*** Available data
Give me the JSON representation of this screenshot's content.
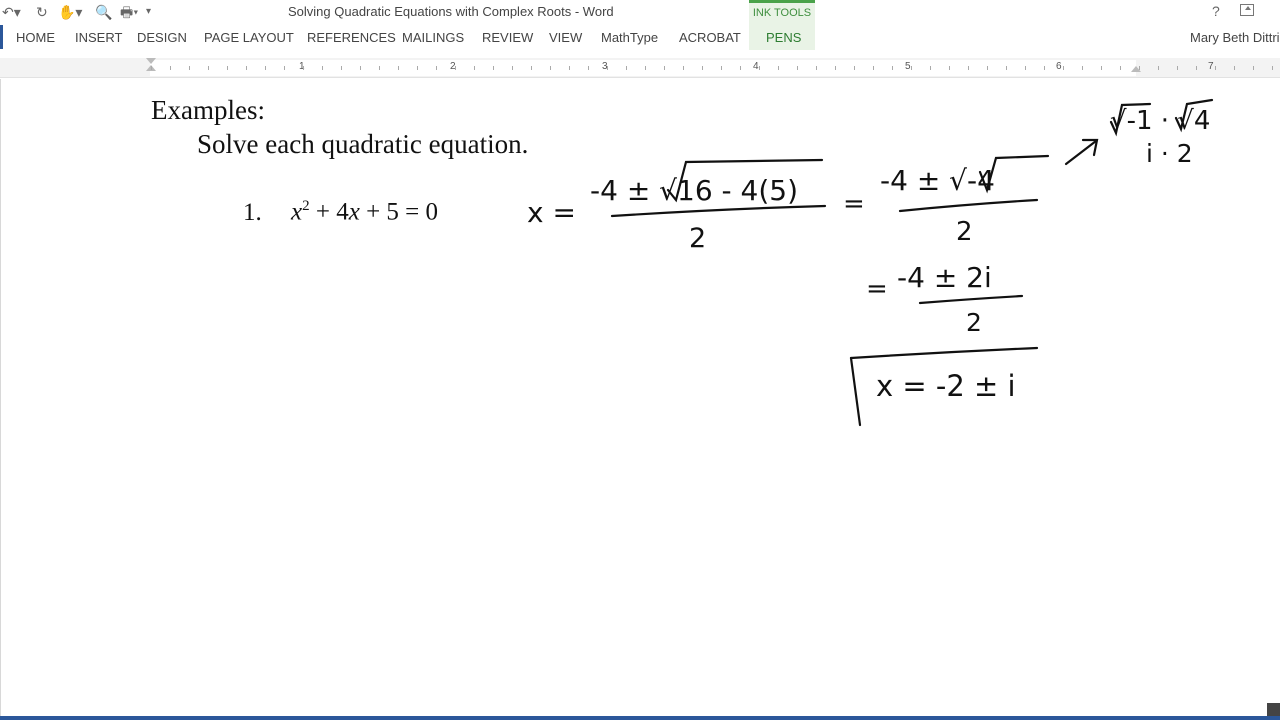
{
  "window": {
    "title": "Solving Quadratic Equations with Complex Roots - Word",
    "contextual_tab_group": "INK TOOLS",
    "user": "Mary Beth Dittri"
  },
  "quick_access": {
    "icons": [
      "undo-icon",
      "redo-icon",
      "touch-mode-icon",
      "print-preview-icon",
      "quick-print-icon",
      "customize-dropdown-icon"
    ]
  },
  "ribbon": {
    "tabs": [
      "HOME",
      "INSERT",
      "DESIGN",
      "PAGE LAYOUT",
      "REFERENCES",
      "MAILINGS",
      "REVIEW",
      "VIEW",
      "MathType",
      "ACROBAT",
      "PENS"
    ],
    "active_tab": "PENS"
  },
  "ruler": {
    "numbers": [
      "1",
      "2",
      "3",
      "4",
      "5",
      "6",
      "7"
    ]
  },
  "document": {
    "heading": "Examples:",
    "instruction": "Solve each quadratic equation.",
    "problem_number": "1.",
    "equation": {
      "x": "x",
      "exp": "2",
      "rest1": " + 4",
      "x2": "x",
      "rest2": " + 5 = 0"
    }
  },
  "ink": {
    "step1_numerator": "-4 ± √16 - 4(5)",
    "step1_lhs": "x =",
    "step1_denominator": "2",
    "step2_numerator": "-4 ± √-4",
    "step2_denominator": "2",
    "side_line1": "√-1 · √4",
    "side_line2": "i · 2",
    "step3_numerator": "-4 ± 2i",
    "step3_denominator": "2",
    "answer": "x = -2 ± i"
  },
  "colors": {
    "word_blue": "#2b579a",
    "ink_tools_green": "#4aa24a"
  }
}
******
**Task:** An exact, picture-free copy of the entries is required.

**Output below:**
Give me the JSON representation of this screenshot's content.
{
  "window": {
    "title": "Solving Quadratic Equations with Complex Roots - Word",
    "contextual_tab_group": "INK TOOLS",
    "user": "Mary Beth Dittri"
  },
  "quick_access": {
    "icons": [
      "undo-icon",
      "redo-icon",
      "touch-mode-icon",
      "print-preview-icon",
      "quick-print-icon",
      "customize-dropdown-icon"
    ]
  },
  "ribbon": {
    "tabs": [
      "HOME",
      "INSERT",
      "DESIGN",
      "PAGE LAYOUT",
      "REFERENCES",
      "MAILINGS",
      "REVIEW",
      "VIEW",
      "MathType",
      "ACROBAT",
      "PENS"
    ],
    "active_tab": "PENS"
  },
  "ruler": {
    "numbers": [
      "1",
      "2",
      "3",
      "4",
      "5",
      "6",
      "7"
    ]
  },
  "document": {
    "heading": "Examples:",
    "instruction": "Solve each quadratic equation.",
    "problem_number": "1.",
    "equation": {
      "x": "x",
      "exp": "2",
      "rest1": " + 4",
      "x2": "x",
      "rest2": " + 5 = 0"
    }
  },
  "ink": {
    "step1_numerator": "-4 ± √16 - 4(5)",
    "step1_lhs": "x =",
    "step1_denominator": "2",
    "step2_numerator": "-4 ± √-4",
    "step2_denominator": "2",
    "side_line1": "√-1 · √4",
    "side_line2": "i · 2",
    "step3_numerator": "-4 ± 2i",
    "step3_denominator": "2",
    "answer": "x = -2 ± i"
  },
  "colors": {
    "word_blue": "#2b579a",
    "ink_tools_green": "#4aa24a"
  }
}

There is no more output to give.